* _PROBLEM REQUIREMENTS_:
Return each entry below without any alteration.

* _LISTED ENTRIES_:
########

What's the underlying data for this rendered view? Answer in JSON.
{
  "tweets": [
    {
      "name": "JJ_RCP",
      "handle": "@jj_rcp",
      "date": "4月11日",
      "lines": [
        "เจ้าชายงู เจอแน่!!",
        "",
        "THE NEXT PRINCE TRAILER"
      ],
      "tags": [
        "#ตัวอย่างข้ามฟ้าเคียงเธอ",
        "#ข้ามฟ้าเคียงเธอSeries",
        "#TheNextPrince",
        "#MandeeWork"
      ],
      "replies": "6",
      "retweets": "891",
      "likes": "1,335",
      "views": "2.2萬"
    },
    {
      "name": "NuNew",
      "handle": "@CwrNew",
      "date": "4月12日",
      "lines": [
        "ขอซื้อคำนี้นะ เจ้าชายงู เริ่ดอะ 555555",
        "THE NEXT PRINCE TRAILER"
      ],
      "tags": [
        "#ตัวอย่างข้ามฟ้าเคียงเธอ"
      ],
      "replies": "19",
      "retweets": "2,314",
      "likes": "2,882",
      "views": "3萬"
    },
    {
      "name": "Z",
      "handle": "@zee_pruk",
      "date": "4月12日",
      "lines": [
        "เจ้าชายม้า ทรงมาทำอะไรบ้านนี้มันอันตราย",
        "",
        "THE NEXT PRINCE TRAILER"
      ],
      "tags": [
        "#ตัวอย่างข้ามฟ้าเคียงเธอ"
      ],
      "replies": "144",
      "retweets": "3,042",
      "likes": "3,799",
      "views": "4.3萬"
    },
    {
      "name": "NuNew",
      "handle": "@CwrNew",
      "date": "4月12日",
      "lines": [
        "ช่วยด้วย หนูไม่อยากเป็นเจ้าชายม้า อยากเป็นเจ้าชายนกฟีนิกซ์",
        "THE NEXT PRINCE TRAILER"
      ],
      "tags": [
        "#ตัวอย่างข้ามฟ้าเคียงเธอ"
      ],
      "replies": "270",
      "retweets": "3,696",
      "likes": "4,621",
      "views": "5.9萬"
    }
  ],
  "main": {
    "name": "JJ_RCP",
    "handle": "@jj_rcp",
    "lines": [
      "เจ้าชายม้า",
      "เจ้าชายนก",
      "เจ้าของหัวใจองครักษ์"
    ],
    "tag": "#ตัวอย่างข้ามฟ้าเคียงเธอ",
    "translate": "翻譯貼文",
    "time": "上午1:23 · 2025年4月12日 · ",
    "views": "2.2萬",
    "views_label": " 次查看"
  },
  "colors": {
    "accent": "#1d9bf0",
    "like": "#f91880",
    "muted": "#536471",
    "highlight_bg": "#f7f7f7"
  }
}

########

* _REPLY_:
What's the underlying data for this rendered view? Answer in JSON.
{
  "tweets": [
    {
      "name": "JJ_RCP",
      "handle": "@jj_rcp",
      "date": "4月11日",
      "lines": [
        "เจ้าชายงู เจอแน่!!",
        "",
        "THE NEXT PRINCE TRAILER"
      ],
      "tags": [
        "#ตัวอย่างข้ามฟ้าเคียงเธอ",
        "#ข้ามฟ้าเคียงเธอSeries",
        "#TheNextPrince",
        "#MandeeWork"
      ],
      "replies": "6",
      "retweets": "891",
      "likes": "1,335",
      "views": "2.2萬"
    },
    {
      "name": "NuNew",
      "handle": "@CwrNew",
      "date": "4月12日",
      "lines": [
        "ขอซื้อคำนี้นะ เจ้าชายงู เริ่ดอะ 555555",
        "THE NEXT PRINCE TRAILER"
      ],
      "tags": [
        "#ตัวอย่างข้ามฟ้าเคียงเธอ"
      ],
      "replies": "19",
      "retweets": "2,314",
      "likes": "2,882",
      "views": "3萬"
    },
    {
      "name": "Z",
      "handle": "@zee_pruk",
      "date": "4月12日",
      "lines": [
        "เจ้าชายม้า ทรงมาทำอะไรบ้านนี้มันอันตราย",
        "",
        "THE NEXT PRINCE TRAILER"
      ],
      "tags": [
        "#ตัวอย่างข้ามฟ้าเคียงเธอ"
      ],
      "replies": "144",
      "retweets": "3,042",
      "likes": "3,799",
      "views": "4.3萬"
    },
    {
      "name": "NuNew",
      "handle": "@CwrNew",
      "date": "4月12日",
      "lines": [
        "ช่วยด้วย หนูไม่อยากเป็นเจ้าชายม้า อยากเป็นเจ้าชายนกฟีนิกซ์",
        "THE NEXT PRINCE TRAILER"
      ],
      "tags": [
        "#ตัวอย่างข้ามฟ้าเคียงเธอ"
      ],
      "replies": "270",
      "retweets": "3,696",
      "likes": "4,621",
      "views": "5.9萬"
    }
  ],
  "main": {
    "name": "JJ_RCP",
    "handle": "@jj_rcp",
    "lines": [
      "เจ้าชายม้า",
      "เจ้าชายนก",
      "เจ้าของหัวใจองครักษ์"
    ],
    "tag": "#ตัวอย่างข้ามฟ้าเคียงเธอ",
    "translate": "翻譯貼文",
    "time": "上午1:23 · 2025年4月12日 · ",
    "views": "2.2萬",
    "views_label": " 次查看"
  },
  "colors": {
    "accent": "#1d9bf0",
    "like": "#f91880",
    "muted": "#536471",
    "highlight_bg": "#f7f7f7"
  }
}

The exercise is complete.